This attribution to George MacDonald finally, perhaps, begins to unveil how C.S. Lewis came to be associated with the statement, given Lewis’ reverence for the Scottish minister.
It is fair to question the notion that our bodies are temporary; in fact, the popularity among Christians of the ‘you are a soul, but you have a body’ sentiment, stripped of any nuance or context, indicates that a robust defense of the theology of the body is needed.
But nothing is more universal than death, and it is understandable that this quotation was, and is, widespread because people want to be assured of their future. Christians need to be mindful, however, that they are embodied creatures with the promise of an embodied resurrection. Jesus incarnated in a body and resurrected with a body, so Christians should be careful about minimizing their own.

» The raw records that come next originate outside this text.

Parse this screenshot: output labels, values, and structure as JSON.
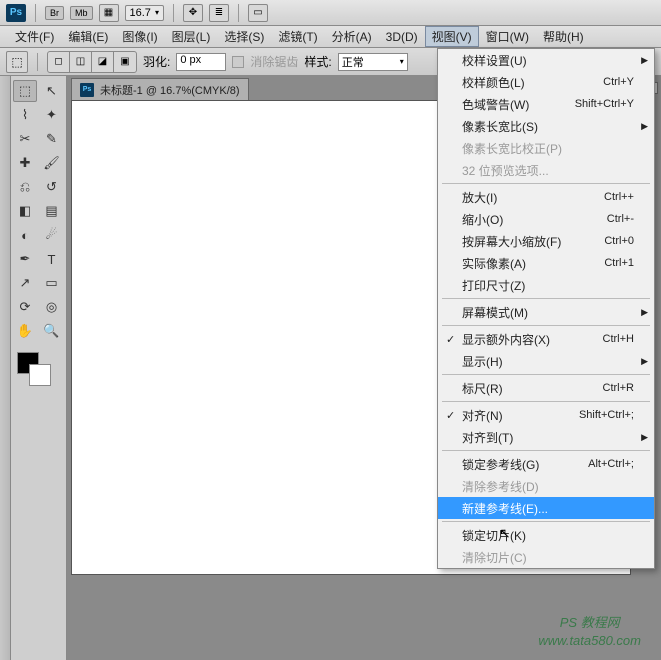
{
  "topbar": {
    "ps": "Ps",
    "chip1": "Br",
    "chip2": "Mb",
    "zoom": "16.7"
  },
  "menu": {
    "items": [
      "文件(F)",
      "编辑(E)",
      "图像(I)",
      "图层(L)",
      "选择(S)",
      "滤镜(T)",
      "分析(A)",
      "3D(D)",
      "视图(V)",
      "窗口(W)",
      "帮助(H)"
    ]
  },
  "options": {
    "feather_label": "羽化:",
    "feather_value": "0 px",
    "antialias": "消除锯齿",
    "style_label": "样式:",
    "style_value": "正常"
  },
  "doc": {
    "title": "未标题-1 @ 16.7%(CMYK/8)"
  },
  "dropdown": {
    "rows": [
      {
        "t": "校样设置(U)",
        "arr": true
      },
      {
        "t": "校样颜色(L)",
        "sc": "Ctrl+Y"
      },
      {
        "t": "色域警告(W)",
        "sc": "Shift+Ctrl+Y"
      },
      {
        "t": "像素长宽比(S)",
        "arr": true
      },
      {
        "t": "像素长宽比校正(P)",
        "dis": true
      },
      {
        "t": "32 位预览选项...",
        "dis": true
      },
      {
        "sep": true
      },
      {
        "t": "放大(I)",
        "sc": "Ctrl++"
      },
      {
        "t": "缩小(O)",
        "sc": "Ctrl+-"
      },
      {
        "t": "按屏幕大小缩放(F)",
        "sc": "Ctrl+0"
      },
      {
        "t": "实际像素(A)",
        "sc": "Ctrl+1"
      },
      {
        "t": "打印尺寸(Z)"
      },
      {
        "sep": true
      },
      {
        "t": "屏幕模式(M)",
        "arr": true
      },
      {
        "sep": true
      },
      {
        "t": "显示额外内容(X)",
        "sc": "Ctrl+H",
        "chk": true
      },
      {
        "t": "显示(H)",
        "arr": true
      },
      {
        "sep": true
      },
      {
        "t": "标尺(R)",
        "sc": "Ctrl+R"
      },
      {
        "sep": true
      },
      {
        "t": "对齐(N)",
        "sc": "Shift+Ctrl+;",
        "chk": true
      },
      {
        "t": "对齐到(T)",
        "arr": true
      },
      {
        "sep": true
      },
      {
        "t": "锁定参考线(G)",
        "sc": "Alt+Ctrl+;"
      },
      {
        "t": "清除参考线(D)",
        "dis": true
      },
      {
        "t": "新建参考线(E)...",
        "hl": true
      },
      {
        "sep": true
      },
      {
        "t": "锁定切片(K)"
      },
      {
        "t": "清除切片(C)",
        "dis": true
      }
    ]
  },
  "watermark": {
    "l1": "PS 教程网",
    "l2": "www.tata580.com"
  }
}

Hannah is a recent graduate of Duke University, where she majored in history and religion. She is an avid Tumblr user and tweets regularly. Lately, she has also been blogging about the Jesus Movement.
Everything Hannah said, plus a bit more.
It’s easy these days to read the quote, double-up our fists, and shout ‘gnosticism’ in a fit of anxious rage. The reaction understandable and one that I have at many times shared.
However, I want to double-underline Hannah’s nuance above: Not all dualisms are intrinsically bad, and we should be open to the possibility that Scripture affirms some of its own. Paul can speak, for instance, comfortably about a gap between the “outer self” and the “inner self,” between the seen and the unseen, the transient and the eternal. Such language has historically been attached to the conception of the “soul,” and in that sense comes close to MacDonald’s line above.
Which is simply to say, we should be careful not to simply be reactionary against uncareful statements like the above. Theology is ever in danger of reductionism, and it’s ever possible that our own contemporary reaction against the concept of the soul is too deflationary an account of human persons.
That said, out of context–which is how the legions of people who pass it around Facebook and Twitter generally see it–the quote really does express a stunted vision of the human person in light of the resurrection. My own intuition is to say something along the lines of, “You are a body. But you’re a soul too. And your human flourishing is contingent upon being a soul-bodied thing.”
At any rate, if you’re a writer, pastor, blogger, or anyone who is looking to for a good C.S. Lewis quote to invest your work with a little more authority…you’ll now have to turn elsewhere. You’re welcome, internet.
–Matthew Lee Anderson, Lead Writer at Mere-O and author of Earthen Vessels: Why our Bodies Matter to our Faith
Update: Mere-O reader Eric Eekhoff put the following in the comments as well.
A brief Google Books search came up with the book Plain Words to Children by William Walsham How. It dates to at least 1876.
“What a wonderful thing the soul is, children! You cannot see it: you cannot hear it: you cannot touch it. Yet you know it is there. You do not want any proof that you have a soul. You are as sure of that as that you have a body. It tells you itself.
Now I think I am wrong, after all, in saying that you have a soul. Ought I not to say, youare a soul? Is not the soul really yourself? In truth, my children, it is the soul that has a body, not the body that has a soul; for the soul is greater surely than the body, and will last when the body is laid aside in death.”
At any rate, if you find other old parallels through Google Books or elsewhere, please let us know in the comments below.
Update two: One more reason to think that Lewis probably never said the above. In God in the Dock, he says: ”And as image an apprehension are in organic unity, so, for a Christian, are human body and human soul.” ”Organic unity” seems quite a bit stronger than suggesting that the soul simply “has” a body, which I take as one more small piece of evidence that the above quote runs against the grain of his thought, at least without further clarification and explanation.